‘Every Night Now Is A Treat’: Joanna Connor On 35 Years In Chicago Blues

By Nereida Moreno, from NPR Station WBEZ91.5

Photo: Jason Marck/WBEZ

Four weeks after moving to Chicago, a 22-year-old Joanna Connor approached blues giant Lonnie Brooks at a club on the North Side. That encounter kicked off her 35-year career as one of the most powerful women in Chicago blues.

It was 1984, and Connor had just left a budding music career in her native Massachusetts to hone her skills in Chicago. She met Brooks during a show at B.L.U.E.S. on Halsted. He was skeptical but let her show off her chops on his guitar. Impressed, he invited Connor to sit in with the band that night.

“To be honest, I had a couple of shots of whiskey,” Connor told WBEZ. “I was a little afraid but I was extremely inspired. It was a dream come true.”

Today, Connor performs upwards of 200 shows a year and is planning to release her 13th album this summer.

“It wasn’t an easy path,” Connor said. “I look back and I was so determined and so focused and so excited, too.”

“Blues university”

Connor got hooked on music at an early age. She learned to play guitar when she was 7 and recalls sitting in the front row at age 10 to watch Chicago blues legend Buddy Guy perform at Clark University in her hometown of Worcester, Mass.

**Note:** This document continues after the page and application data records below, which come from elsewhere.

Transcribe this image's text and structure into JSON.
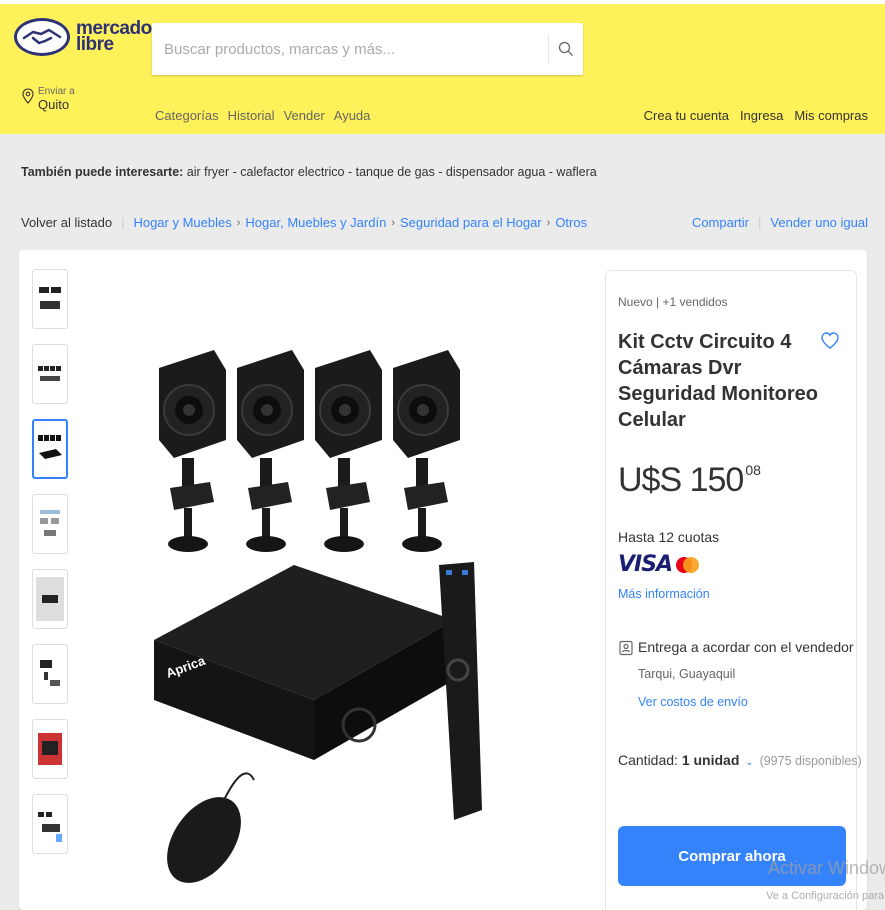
{
  "header": {
    "logo_line1": "mercado",
    "logo_line2": "libre",
    "search_placeholder": "Buscar productos, marcas y más...",
    "location_label": "Enviar a",
    "location_city": "Quito",
    "nav": [
      "Categorías",
      "Historial",
      "Vender",
      "Ayuda"
    ],
    "account_links": [
      "Crea tu cuenta",
      "Ingresa",
      "Mis compras"
    ]
  },
  "interest": {
    "label": "También puede interesarte:",
    "items": "air fryer - calefactor electrico - tanque de gas - dispensador agua - waflera"
  },
  "breadcrumb": {
    "back": "Volver al listado",
    "path": [
      "Hogar y Muebles",
      "Hogar, Muebles y Jardín",
      "Seguridad para el Hogar",
      "Otros"
    ],
    "share": "Compartir",
    "sell": "Vender uno igual"
  },
  "product": {
    "condition": "Nuevo  |  +1 vendidos",
    "title": "Kit Cctv Circuito 4 Cámaras Dvr Seguridad Monitoreo Celular",
    "price_main": "U$S 150",
    "price_cents": "08",
    "installments": "Hasta 12 cuotas",
    "card_visa": "VISA",
    "more_info": "Más información",
    "shipping_title": "Entrega a acordar con el vendedor",
    "shipping_location": "Tarqui, Guayaquil",
    "shipping_link": "Ver costos de envío",
    "quantity_label": "Cantidad:",
    "quantity_value": "1 unidad",
    "quantity_available": "(9975 disponibles)",
    "buy_button": "Comprar ahora",
    "brand_on_dvr": "Aprica"
  },
  "thumbnails": [
    "thumb-1",
    "thumb-2",
    "thumb-3",
    "thumb-4",
    "thumb-5",
    "thumb-6",
    "thumb-7",
    "thumb-8"
  ],
  "watermark": {
    "line1": "Activar Windows",
    "line2": "Ve a Configuración para a"
  },
  "colors": {
    "header_bg": "#fff159",
    "link_blue": "#3483fa",
    "button_blue": "#3483fa"
  }
}
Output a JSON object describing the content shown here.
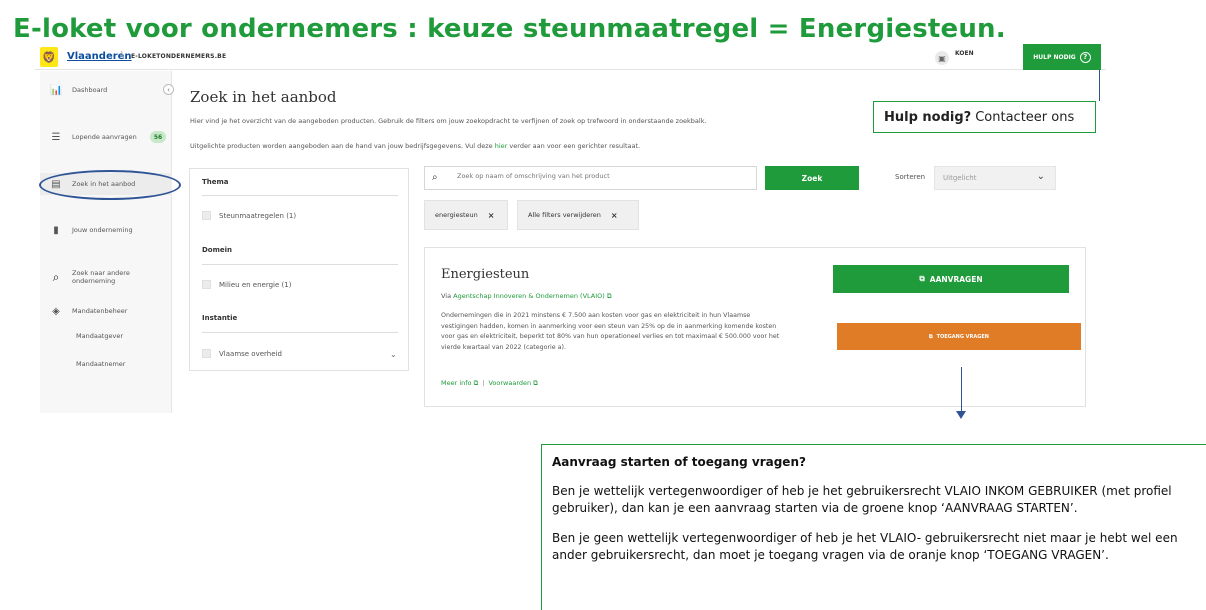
{
  "slide_title": "E-loket voor ondernemers : keuze steunmaatregel = Energiesteun.",
  "topbar": {
    "brand": "Vlaanderen",
    "brand_sub": "E-LOKETONDERNEMERS.BE",
    "user_name": "KOEN",
    "help_label": "HULP NODIG",
    "help_icon": "question-circle-icon"
  },
  "sidebar": {
    "items": [
      {
        "label": "Dashboard",
        "icon": "chart-icon"
      },
      {
        "label": "Lopende aanvragen",
        "icon": "list-icon",
        "badge": "56"
      },
      {
        "label": "Zoek in het aanbod",
        "icon": "document-icon"
      },
      {
        "label": "Jouw onderneming",
        "icon": "building-icon"
      },
      {
        "label": "Zoek naar andere onderneming",
        "icon": "search-icon"
      },
      {
        "label": "Mandatenbeheer",
        "icon": "layers-icon"
      },
      {
        "label": "Mandaatgever"
      },
      {
        "label": "Mandaatnemer"
      }
    ]
  },
  "main": {
    "title": "Zoek in het aanbod",
    "intro1": "Hier vind je het overzicht van de aangeboden producten. Gebruik de filters om jouw zoekopdracht te verfijnen of zoek op trefwoord in onderstaande zoekbalk.",
    "intro2_pre": "Uitgelichte producten worden aangeboden aan de hand van jouw bedrijfsgegevens. Vul deze ",
    "intro2_link": "hier",
    "intro2_post": " verder aan voor een gerichter resultaat."
  },
  "filters": {
    "thema": {
      "heading": "Thema",
      "option": "Steunmaatregelen (1)"
    },
    "domein": {
      "heading": "Domein",
      "option": "Milieu en energie (1)"
    },
    "instantie": {
      "heading": "Instantie",
      "option": "Vlaamse overheid"
    }
  },
  "search": {
    "placeholder": "Zoek op naam of omschrijving van het product",
    "button": "Zoek",
    "sort_label": "Sorteren",
    "sort_value": "Uitgelicht"
  },
  "chips": [
    {
      "label": "energiesteun"
    },
    {
      "label": "Alle filters verwijderen"
    }
  ],
  "result": {
    "title": "Energiesteun",
    "via_pre": "Via ",
    "via_link": "Agentschap Innoveren & Ondernemen (VLAIO)",
    "description": "Ondernemingen die in 2021 minstens € 7.500 aan kosten voor gas en elektriciteit in hun Vlaamse vestigingen hadden, komen in aanmerking voor een steun van 25% op de in aanmerking komende kosten voor gas en elektriciteit, beperkt tot 80% van hun operationeel verlies en tot maximaal € 500.000 voor het vierde kwartaal van 2022 (categorie a).",
    "meer_info": "Meer info",
    "voorwaarden": "Voorwaarden",
    "btn_aanvragen": "AANVRAGEN",
    "btn_toegang": "TOEGANG VRAGEN"
  },
  "callout_help": {
    "bold": "Hulp nodig?",
    "rest": "Contacteer ons"
  },
  "info_box": {
    "heading": "Aanvraag starten of toegang vragen?",
    "p1": "Ben je wettelijk vertegenwoordiger of heb je het gebruikersrecht VLAIO INKOM GEBRUIKER (met profiel gebruiker), dan kan je een aanvraag starten via de groene knop ‘AANVRAAG STARTEN’.",
    "p2": "Ben je geen wettelijk vertegenwoordiger of heb je het VLAIO- gebruikersrecht niet maar je hebt wel een ander gebruikersrecht, dan moet je toegang vragen via de oranje knop ‘TOEGANG VRAGEN’."
  },
  "colors": {
    "green": "#1f9b3b",
    "orange": "#e07c26",
    "annotation_blue": "#2f5496",
    "vlaanderen_yellow": "#ffe615"
  }
}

“That’s what made me really intrigued and wanting to go to Chicago,” she said. “All the blues I loved was coming from Chicago.”

At 19, Connor hit the road for a cross-country trip with her bandmates at the time and caught a B.B. King performance in town. She said she felt “enamored” by the city’s music scene, which prompted her to move to Chicago.

“I was more of a singer and a rhythm player, but I said, ‘I want to go to this motherland of blues and great music,'” Connor said. “I wanted to become a student, and that’s what I did.”

In 1985, Chicago blues giant Dion Payton invited Connor to join his 43rd Street Blues Band. They regularly performed at the famous Checkerboard Lounge in Bronzeville and Kingston Mines in Lincoln Park before Connor left in 1988 to start her own band.

“It was like university — blues university,” Connor said. “Dion was extremely rough and disciplinarian with me. But it was ok. I was willing. And I learned.”

Bringing blues to the next generation

It’s been three years since the release of Connor’s 12th studio album, Six String Stories, but she’s planning to release a new album this summer. The album has been described as a mash-up of blues meets hip-hop with elements of jazz, soul and acoustic music.

“I’m very excited about it. I have the best band I’ve ever had in my life. They’re amazing. Every night now is a treat,” Connor said. “And I tapped into some local talent that aren’t as well known but I love.”

Connor performs three nights a week at Kingston Mines and works with up-and-comers through the Chicago Blues Camp at Roosevelt University. She said she tries to support young musicians the way Lonnie Brooks and Dion Payton embraced her in the ’80s.

“It’s how the music continues,” Connor said. “It’s now my turn to help others in their journey.”

Nereida Moreno is a producer with The Morning Shift. Follow her on Twitter at @nereidamorenos.